I would like to point out that the Atlantic salmon is, of course, protected under the EU habitats directive, with which Ireland’s salmon management regime complies. There is always spirited debate on rivers that are opened and closed under the catch and release system. Any deviation from current policy would run contrary to the international independent scientific advice which suggests the home river of offshore salmon cannot be identified and that it is not possible to disaggregate the individuals stock groups at sea. In view of Ireland’s commitment to the North Atlantic Salmon Conservation Organization, NASCO, principles and our obligations under the EU habitats directive and the Common Fisheries Policy, as outlined by the Minister of State, Deputy Andrew Doyle, I have to register my concerns on these matters with reference to the Bill.

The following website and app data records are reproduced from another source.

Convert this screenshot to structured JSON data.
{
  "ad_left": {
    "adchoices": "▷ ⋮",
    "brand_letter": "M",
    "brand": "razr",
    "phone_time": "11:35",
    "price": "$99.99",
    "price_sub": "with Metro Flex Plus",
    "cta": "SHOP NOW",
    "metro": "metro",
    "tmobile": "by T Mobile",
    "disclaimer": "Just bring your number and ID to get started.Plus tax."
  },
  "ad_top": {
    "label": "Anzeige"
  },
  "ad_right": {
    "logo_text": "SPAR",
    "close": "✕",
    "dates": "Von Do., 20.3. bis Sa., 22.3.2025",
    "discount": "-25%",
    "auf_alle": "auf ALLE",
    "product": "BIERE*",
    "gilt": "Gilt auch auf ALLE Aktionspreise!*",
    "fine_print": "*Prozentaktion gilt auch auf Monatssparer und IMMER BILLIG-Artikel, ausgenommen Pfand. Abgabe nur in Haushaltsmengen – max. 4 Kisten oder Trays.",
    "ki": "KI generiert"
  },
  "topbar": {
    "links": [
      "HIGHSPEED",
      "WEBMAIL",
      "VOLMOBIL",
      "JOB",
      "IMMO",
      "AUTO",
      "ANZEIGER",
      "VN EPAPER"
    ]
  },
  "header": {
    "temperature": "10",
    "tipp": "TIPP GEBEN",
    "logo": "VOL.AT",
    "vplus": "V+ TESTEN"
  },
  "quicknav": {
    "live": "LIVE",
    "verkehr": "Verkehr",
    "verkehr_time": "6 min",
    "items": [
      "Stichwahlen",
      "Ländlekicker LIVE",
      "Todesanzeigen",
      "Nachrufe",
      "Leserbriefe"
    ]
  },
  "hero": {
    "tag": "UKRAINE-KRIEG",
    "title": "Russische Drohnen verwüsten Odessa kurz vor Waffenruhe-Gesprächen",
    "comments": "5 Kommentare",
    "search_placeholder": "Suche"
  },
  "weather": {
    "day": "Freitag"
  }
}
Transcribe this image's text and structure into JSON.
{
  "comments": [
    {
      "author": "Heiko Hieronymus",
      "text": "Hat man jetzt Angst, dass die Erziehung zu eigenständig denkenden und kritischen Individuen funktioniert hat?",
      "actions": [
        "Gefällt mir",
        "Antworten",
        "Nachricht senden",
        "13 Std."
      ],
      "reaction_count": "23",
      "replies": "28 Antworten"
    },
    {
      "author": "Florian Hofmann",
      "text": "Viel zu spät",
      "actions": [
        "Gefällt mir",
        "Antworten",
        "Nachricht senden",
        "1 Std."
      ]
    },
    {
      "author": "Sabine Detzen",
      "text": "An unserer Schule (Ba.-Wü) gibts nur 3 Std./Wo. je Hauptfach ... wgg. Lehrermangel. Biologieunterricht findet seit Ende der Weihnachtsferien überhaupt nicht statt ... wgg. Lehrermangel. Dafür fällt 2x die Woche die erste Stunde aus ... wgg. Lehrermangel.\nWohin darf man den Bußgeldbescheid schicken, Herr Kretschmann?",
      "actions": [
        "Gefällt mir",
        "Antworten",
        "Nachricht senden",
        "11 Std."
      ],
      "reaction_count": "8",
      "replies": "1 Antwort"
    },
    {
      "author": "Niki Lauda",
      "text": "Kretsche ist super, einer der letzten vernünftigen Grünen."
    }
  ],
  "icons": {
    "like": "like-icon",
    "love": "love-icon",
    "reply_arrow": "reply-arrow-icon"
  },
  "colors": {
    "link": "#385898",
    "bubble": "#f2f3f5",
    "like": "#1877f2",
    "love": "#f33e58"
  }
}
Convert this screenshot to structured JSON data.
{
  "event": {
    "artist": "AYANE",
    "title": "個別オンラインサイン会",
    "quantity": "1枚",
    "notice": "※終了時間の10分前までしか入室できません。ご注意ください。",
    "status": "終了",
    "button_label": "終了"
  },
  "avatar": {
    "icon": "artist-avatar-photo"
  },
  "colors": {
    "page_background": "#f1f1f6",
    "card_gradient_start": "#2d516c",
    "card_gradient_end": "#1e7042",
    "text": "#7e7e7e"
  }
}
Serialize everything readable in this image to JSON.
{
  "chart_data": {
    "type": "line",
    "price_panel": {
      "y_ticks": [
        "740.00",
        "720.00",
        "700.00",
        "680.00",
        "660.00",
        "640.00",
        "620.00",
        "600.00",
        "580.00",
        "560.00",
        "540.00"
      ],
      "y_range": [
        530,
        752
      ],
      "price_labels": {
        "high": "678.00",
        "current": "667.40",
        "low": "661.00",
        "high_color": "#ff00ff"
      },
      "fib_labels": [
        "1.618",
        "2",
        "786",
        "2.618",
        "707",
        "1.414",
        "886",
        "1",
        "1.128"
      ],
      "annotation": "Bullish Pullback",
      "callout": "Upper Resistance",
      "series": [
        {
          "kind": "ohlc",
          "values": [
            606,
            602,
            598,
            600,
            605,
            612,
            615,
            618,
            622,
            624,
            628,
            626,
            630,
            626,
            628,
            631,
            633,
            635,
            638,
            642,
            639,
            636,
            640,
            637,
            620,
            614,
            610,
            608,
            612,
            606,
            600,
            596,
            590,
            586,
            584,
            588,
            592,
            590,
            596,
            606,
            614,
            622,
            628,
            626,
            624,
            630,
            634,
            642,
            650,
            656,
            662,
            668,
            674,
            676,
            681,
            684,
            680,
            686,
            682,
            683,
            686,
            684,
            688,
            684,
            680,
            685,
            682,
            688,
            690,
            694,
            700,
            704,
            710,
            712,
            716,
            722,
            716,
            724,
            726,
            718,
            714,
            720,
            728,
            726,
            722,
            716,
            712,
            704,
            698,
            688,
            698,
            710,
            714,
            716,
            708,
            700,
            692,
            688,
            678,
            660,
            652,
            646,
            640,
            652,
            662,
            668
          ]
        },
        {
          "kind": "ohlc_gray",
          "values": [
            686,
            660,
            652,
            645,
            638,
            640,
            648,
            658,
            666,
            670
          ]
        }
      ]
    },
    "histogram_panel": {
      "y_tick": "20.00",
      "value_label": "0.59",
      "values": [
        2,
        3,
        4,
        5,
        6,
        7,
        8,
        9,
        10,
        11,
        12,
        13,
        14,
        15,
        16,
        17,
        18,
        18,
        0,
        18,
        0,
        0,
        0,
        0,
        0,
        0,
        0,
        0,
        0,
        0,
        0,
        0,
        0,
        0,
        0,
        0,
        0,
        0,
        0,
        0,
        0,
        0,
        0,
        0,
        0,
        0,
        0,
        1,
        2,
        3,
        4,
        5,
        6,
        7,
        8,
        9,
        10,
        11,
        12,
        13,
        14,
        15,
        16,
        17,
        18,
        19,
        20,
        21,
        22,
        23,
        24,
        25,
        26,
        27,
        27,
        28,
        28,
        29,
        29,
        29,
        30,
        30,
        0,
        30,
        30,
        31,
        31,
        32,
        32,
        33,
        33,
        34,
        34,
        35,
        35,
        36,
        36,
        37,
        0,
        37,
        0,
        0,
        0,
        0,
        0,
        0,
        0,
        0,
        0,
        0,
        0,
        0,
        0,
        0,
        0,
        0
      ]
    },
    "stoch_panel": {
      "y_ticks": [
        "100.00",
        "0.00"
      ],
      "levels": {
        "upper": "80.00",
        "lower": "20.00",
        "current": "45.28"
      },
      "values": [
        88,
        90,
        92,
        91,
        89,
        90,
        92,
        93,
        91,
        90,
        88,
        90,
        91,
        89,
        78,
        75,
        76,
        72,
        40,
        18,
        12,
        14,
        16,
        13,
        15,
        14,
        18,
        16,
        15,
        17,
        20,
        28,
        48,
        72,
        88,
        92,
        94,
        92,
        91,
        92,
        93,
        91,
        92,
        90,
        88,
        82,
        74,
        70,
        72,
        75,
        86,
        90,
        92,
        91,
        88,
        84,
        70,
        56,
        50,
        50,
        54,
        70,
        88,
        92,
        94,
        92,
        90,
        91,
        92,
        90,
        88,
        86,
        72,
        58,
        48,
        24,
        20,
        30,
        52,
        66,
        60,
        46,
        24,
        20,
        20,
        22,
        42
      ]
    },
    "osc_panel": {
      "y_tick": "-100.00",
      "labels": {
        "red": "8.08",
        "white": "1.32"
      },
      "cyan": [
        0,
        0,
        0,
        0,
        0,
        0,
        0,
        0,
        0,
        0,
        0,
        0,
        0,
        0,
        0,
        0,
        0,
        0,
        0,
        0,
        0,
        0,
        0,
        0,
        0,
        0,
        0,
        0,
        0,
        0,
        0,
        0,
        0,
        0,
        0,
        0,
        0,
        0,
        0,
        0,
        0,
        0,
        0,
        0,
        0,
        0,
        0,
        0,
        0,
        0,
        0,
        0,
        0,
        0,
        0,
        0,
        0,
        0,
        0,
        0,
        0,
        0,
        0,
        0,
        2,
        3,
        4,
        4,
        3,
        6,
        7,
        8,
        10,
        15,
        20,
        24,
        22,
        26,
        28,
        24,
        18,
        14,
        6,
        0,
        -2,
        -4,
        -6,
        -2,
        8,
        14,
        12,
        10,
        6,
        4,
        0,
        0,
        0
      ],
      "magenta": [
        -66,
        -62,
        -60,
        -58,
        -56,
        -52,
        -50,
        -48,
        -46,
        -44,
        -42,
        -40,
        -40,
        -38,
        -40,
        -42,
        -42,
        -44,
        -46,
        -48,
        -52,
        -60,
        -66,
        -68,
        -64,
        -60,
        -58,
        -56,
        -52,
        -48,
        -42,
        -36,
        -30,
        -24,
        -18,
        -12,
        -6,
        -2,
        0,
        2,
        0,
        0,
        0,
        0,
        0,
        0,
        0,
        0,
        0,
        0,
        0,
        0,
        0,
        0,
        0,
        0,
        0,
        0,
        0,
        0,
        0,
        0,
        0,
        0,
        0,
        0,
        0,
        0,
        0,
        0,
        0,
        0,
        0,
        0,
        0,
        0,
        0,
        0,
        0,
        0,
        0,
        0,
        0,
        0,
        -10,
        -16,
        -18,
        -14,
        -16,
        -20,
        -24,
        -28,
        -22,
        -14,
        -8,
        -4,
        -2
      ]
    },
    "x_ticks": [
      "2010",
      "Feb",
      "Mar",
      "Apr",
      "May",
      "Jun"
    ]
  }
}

That said, I register my support for the principle of the Bill, that is, support for island communities. I find the current fisheries policy across Europe and in this country as part of it not to be fit for purpose. There is a general principle that larger ships are generally safer and that we must accept that the safety of fishermen is hugely important, but the general policy of concentrating fishing quotas in the hands of a few is one which is unsustainable and very difficult to justify morally, environmentally or economically.

I acknowledge that the Bill goes some of the way in protecting island communities and giving them a livelihood. I acknowledge the work and support of Sinn Féin. With the Ministers of State, Deputies Joe McHugh and Andrew Doyle, I have had long discussions with the Minister, Deputy Michael Creed, on this matter. I support the general principle of the Bill, but as I said, I register my concerns about salmon.